§ Activity
Among the records below, find the lines that contain "arrows" and copy each of them.

++++

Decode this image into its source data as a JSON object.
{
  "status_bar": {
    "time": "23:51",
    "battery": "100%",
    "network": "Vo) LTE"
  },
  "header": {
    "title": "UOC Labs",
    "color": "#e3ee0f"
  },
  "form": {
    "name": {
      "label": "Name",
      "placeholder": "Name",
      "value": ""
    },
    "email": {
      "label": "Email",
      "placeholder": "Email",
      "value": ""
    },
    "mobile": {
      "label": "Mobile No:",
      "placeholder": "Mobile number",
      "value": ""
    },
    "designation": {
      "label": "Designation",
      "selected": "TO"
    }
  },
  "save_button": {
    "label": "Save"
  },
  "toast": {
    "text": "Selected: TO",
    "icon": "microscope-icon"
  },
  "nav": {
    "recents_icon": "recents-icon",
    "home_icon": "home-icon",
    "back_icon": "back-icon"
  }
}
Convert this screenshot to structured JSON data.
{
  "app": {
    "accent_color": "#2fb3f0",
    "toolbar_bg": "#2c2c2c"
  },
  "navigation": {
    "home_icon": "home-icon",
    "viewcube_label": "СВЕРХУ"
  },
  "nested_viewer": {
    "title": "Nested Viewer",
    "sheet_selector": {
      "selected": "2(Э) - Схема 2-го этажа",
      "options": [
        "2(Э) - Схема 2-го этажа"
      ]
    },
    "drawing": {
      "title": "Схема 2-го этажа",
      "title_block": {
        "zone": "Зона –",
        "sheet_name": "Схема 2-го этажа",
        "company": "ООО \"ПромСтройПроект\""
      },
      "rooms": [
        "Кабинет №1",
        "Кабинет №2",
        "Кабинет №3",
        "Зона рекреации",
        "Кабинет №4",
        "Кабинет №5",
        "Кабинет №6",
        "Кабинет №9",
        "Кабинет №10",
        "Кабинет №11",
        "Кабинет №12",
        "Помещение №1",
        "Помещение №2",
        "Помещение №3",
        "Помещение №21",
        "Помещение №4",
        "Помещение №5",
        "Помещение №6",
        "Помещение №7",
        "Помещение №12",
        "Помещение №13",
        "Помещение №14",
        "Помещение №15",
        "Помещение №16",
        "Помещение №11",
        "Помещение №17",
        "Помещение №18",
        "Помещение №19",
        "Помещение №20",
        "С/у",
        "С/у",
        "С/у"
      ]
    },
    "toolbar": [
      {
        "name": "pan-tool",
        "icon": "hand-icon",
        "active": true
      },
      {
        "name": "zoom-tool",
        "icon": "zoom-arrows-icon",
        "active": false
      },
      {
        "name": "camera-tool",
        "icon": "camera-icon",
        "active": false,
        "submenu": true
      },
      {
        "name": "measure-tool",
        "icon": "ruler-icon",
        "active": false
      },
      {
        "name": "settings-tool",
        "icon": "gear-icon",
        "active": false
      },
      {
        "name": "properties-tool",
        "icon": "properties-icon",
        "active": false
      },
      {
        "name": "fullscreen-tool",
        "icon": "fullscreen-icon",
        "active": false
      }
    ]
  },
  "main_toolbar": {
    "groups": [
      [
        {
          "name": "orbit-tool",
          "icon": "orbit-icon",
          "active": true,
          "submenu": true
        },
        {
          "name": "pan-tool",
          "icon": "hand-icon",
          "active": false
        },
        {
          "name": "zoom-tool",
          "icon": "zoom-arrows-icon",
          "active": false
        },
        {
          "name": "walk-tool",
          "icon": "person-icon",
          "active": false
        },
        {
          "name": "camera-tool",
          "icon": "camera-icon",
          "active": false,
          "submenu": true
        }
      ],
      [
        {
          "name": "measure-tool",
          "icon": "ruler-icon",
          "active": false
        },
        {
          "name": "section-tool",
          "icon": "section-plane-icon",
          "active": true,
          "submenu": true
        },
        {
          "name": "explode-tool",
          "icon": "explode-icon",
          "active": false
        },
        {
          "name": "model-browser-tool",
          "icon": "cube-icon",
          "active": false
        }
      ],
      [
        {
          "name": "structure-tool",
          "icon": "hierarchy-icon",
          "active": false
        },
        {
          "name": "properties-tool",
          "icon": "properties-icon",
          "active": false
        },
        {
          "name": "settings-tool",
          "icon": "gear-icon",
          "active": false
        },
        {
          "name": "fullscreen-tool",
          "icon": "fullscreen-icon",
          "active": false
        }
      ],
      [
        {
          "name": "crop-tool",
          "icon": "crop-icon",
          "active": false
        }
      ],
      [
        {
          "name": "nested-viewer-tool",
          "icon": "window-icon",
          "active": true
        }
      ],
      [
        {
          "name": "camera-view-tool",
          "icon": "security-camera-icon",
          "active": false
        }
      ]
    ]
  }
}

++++

§ Completed task
        "icon": "zoom-arrows-icon",
          "icon": "zoom-arrows-icon",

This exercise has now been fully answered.